(Beginning of Dataset content)

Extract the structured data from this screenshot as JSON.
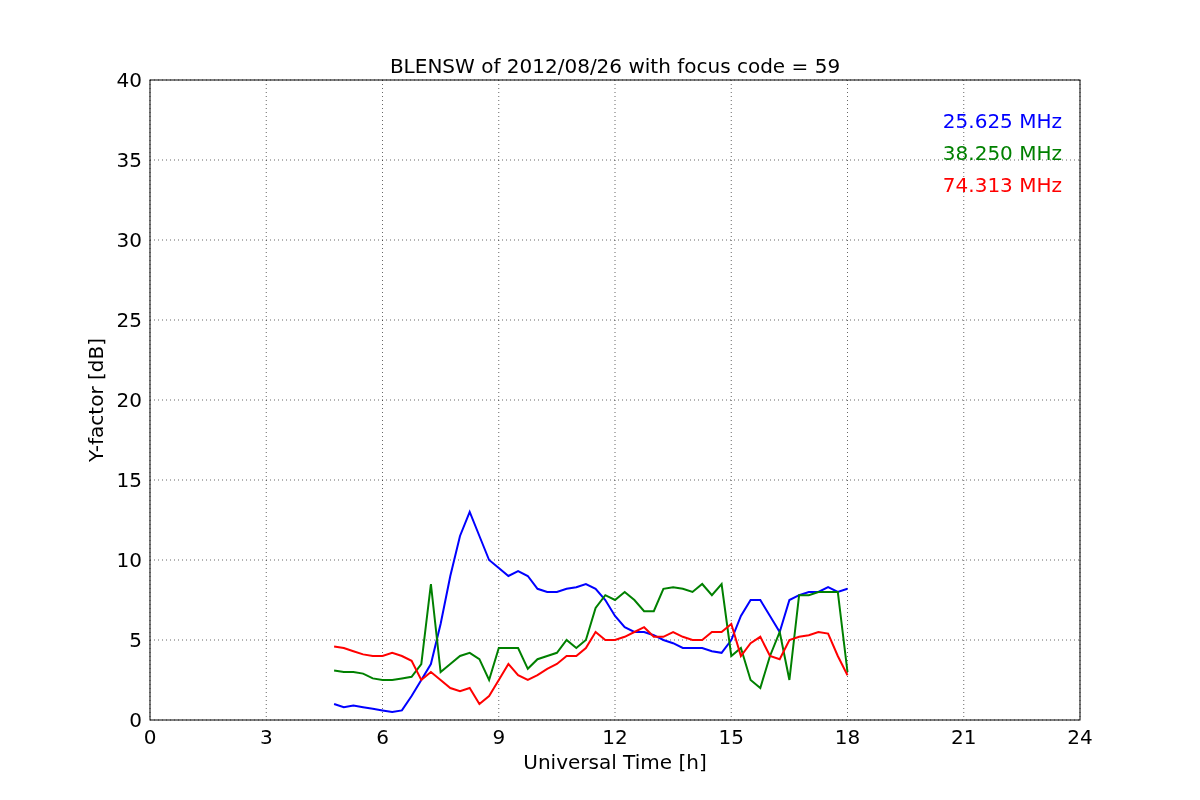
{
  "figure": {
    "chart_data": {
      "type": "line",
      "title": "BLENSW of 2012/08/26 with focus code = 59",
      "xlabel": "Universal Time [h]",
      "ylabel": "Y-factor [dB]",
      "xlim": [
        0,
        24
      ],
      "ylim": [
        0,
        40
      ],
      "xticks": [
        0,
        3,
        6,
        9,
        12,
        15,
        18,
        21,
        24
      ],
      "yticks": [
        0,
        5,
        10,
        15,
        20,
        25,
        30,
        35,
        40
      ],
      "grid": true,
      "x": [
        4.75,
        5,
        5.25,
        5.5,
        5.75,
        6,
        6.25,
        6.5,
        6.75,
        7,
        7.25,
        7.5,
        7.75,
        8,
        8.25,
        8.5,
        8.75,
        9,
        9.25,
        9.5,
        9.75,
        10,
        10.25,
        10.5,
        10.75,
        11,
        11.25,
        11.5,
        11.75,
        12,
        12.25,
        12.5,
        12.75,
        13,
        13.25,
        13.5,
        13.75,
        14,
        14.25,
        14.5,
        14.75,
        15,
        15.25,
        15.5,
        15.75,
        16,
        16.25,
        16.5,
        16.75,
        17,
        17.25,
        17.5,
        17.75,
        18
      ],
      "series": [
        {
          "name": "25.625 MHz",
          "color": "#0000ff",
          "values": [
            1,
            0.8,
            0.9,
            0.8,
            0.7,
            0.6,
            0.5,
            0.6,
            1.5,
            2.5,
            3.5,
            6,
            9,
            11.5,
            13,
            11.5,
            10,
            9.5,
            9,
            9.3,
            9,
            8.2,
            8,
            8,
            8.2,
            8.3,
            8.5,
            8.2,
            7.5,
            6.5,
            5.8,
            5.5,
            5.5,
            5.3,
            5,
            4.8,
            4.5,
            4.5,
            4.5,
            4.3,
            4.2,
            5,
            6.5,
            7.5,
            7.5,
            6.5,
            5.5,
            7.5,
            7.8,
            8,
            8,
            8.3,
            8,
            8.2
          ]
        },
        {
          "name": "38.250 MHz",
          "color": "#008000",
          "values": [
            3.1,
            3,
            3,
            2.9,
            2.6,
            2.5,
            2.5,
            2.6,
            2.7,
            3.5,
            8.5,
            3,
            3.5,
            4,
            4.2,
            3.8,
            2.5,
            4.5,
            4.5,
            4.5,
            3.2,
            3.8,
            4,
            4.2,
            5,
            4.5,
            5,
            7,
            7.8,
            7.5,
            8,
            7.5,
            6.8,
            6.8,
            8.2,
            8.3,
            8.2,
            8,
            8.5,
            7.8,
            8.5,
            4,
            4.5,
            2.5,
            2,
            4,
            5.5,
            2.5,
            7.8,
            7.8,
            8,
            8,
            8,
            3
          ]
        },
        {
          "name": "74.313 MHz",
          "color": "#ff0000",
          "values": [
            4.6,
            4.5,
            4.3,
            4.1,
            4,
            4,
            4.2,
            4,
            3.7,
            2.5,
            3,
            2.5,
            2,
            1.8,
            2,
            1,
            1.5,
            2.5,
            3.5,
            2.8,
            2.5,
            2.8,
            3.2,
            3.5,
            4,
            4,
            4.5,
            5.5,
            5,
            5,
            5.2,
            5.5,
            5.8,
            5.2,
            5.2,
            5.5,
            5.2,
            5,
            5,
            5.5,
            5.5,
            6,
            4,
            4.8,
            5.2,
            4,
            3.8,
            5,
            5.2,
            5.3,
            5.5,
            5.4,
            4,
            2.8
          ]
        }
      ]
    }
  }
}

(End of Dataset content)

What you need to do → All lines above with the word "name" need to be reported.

Task solution →
          "name": "25.625 MHz",
          "name": "38.250 MHz",
          "name": "74.313 MHz",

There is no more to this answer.